**Instructions for the task**
For the entries below, report every line that includes the word "JSON".
Provided entries section start
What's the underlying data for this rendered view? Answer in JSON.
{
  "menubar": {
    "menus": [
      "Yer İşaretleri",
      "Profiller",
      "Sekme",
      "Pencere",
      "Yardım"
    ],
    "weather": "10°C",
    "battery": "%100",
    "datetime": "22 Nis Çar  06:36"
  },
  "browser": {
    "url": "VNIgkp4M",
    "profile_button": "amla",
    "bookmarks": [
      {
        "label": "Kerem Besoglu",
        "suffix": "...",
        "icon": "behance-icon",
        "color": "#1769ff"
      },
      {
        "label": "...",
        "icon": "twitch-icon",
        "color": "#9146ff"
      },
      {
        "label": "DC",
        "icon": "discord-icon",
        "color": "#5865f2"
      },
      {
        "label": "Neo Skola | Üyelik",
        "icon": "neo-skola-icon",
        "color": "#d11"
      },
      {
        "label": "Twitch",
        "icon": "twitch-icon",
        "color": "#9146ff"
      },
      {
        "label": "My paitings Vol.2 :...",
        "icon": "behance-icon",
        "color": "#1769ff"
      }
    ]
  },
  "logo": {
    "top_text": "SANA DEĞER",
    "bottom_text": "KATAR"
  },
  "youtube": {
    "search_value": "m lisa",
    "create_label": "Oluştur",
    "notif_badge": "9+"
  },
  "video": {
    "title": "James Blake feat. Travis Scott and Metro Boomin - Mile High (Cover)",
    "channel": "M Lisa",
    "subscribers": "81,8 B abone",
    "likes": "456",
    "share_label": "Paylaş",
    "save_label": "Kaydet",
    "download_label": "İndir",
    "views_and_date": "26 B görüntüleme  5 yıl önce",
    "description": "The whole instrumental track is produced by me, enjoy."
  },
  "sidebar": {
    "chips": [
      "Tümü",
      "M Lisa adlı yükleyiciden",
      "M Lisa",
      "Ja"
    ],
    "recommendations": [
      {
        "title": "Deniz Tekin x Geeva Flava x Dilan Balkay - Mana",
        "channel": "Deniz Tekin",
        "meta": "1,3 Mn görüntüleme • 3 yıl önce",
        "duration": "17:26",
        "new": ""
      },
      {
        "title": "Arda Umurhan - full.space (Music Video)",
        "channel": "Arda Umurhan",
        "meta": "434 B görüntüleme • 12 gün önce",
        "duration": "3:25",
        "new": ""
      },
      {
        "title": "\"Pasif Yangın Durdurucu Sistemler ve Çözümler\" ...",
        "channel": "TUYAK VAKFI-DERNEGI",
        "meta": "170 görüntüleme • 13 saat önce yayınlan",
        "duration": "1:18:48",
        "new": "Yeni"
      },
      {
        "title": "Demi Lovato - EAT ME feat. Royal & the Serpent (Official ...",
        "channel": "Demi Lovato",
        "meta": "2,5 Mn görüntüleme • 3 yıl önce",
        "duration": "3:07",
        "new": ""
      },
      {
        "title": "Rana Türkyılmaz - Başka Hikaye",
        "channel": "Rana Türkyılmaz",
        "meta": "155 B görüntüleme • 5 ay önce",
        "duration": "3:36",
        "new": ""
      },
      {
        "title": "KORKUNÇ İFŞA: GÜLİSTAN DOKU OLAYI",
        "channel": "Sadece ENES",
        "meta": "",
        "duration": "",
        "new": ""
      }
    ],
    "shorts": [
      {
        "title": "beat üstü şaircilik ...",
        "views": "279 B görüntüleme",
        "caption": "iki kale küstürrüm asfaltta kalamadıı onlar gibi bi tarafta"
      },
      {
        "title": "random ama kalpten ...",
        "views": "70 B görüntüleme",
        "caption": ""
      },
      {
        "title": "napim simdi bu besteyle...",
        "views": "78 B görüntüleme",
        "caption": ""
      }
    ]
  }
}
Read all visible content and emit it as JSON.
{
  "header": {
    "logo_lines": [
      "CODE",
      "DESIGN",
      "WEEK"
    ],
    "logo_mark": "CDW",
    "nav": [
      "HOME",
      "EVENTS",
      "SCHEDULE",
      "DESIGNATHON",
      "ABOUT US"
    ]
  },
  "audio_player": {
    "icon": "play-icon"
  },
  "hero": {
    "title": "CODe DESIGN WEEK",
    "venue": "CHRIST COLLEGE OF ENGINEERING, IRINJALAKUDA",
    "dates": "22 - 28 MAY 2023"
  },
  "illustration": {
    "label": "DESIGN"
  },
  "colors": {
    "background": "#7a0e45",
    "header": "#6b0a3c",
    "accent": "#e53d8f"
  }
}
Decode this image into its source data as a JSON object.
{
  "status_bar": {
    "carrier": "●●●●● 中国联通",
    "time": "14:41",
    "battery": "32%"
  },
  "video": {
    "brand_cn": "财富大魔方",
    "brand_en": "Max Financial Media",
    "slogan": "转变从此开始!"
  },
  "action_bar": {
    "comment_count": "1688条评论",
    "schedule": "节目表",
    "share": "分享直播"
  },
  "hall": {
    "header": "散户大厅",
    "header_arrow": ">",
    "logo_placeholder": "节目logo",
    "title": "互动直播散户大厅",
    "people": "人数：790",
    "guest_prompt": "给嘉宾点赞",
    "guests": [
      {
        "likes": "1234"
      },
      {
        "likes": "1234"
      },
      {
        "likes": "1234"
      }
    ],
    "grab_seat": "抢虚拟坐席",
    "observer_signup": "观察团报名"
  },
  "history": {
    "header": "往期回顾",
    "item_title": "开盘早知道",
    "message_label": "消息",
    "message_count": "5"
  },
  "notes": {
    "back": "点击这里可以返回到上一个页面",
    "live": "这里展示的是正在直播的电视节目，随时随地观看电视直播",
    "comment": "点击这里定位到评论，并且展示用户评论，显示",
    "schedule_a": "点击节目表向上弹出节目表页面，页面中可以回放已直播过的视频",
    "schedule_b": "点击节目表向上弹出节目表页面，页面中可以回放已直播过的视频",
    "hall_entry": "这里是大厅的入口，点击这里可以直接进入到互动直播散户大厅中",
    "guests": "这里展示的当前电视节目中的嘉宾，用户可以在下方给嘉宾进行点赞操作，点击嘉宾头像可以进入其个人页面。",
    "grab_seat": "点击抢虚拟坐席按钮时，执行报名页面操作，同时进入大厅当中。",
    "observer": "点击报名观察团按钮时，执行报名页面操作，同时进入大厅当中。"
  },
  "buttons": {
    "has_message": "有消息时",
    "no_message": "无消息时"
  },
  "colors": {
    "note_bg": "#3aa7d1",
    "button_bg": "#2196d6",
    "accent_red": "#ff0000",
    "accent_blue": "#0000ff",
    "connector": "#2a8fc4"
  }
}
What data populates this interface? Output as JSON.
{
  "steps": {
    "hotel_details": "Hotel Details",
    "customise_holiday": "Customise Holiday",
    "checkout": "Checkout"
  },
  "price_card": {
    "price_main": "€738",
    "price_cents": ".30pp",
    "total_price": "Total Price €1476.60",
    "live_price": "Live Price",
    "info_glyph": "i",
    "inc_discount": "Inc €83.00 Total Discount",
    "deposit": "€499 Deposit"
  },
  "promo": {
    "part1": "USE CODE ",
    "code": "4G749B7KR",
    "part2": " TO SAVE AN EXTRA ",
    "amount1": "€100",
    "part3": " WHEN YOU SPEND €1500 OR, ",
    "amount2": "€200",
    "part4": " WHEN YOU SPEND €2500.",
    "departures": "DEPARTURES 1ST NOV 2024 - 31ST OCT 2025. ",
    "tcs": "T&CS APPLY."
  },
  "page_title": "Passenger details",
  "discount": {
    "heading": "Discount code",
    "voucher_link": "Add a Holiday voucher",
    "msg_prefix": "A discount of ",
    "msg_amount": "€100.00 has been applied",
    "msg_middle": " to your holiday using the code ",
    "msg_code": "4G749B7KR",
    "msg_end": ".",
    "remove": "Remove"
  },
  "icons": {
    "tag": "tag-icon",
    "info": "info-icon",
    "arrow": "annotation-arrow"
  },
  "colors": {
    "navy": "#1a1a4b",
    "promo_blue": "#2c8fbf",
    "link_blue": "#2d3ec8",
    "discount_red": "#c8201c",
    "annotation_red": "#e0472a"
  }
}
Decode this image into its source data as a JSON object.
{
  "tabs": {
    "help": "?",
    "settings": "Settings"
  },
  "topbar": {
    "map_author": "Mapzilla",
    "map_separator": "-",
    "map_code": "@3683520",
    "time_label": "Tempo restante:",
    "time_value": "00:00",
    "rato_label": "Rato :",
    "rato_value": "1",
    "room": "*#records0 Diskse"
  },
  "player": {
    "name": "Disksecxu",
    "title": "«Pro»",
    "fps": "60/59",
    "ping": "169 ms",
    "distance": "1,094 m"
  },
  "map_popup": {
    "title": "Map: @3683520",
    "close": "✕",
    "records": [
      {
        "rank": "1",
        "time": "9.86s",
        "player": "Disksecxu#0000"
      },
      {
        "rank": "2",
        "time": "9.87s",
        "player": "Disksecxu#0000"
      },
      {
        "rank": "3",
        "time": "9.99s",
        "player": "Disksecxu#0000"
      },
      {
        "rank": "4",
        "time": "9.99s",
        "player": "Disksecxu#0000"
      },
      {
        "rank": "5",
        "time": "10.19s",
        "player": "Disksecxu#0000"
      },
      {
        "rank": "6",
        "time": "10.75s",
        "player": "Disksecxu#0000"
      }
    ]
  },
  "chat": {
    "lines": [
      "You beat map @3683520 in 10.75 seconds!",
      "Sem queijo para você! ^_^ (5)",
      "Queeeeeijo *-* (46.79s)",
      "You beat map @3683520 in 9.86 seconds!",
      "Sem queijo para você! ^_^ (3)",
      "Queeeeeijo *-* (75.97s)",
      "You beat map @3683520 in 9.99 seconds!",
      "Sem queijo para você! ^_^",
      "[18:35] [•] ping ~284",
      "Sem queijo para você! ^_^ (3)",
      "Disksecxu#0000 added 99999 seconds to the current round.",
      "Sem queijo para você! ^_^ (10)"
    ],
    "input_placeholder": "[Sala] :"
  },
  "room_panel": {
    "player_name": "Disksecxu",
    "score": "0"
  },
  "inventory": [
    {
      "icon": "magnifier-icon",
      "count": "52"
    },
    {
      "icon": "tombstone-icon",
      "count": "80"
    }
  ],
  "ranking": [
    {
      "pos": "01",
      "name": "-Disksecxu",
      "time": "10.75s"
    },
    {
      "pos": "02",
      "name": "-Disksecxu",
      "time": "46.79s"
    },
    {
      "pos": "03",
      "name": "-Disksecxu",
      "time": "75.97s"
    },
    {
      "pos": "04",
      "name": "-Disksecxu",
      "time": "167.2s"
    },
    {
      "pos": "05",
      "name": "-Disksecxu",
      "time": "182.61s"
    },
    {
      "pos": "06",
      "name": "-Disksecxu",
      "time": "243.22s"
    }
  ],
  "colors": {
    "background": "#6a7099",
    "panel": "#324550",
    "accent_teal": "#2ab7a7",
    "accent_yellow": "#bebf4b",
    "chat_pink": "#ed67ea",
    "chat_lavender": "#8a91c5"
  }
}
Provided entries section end
**Solution to this problem**
What's the underlying data for this rendered view? Answer in JSON.
Read all visible content and emit it as JSON.
Decode this image into its source data as a JSON object.
What data populates this interface? Output as JSON.
Decode this image into its source data as a JSON object.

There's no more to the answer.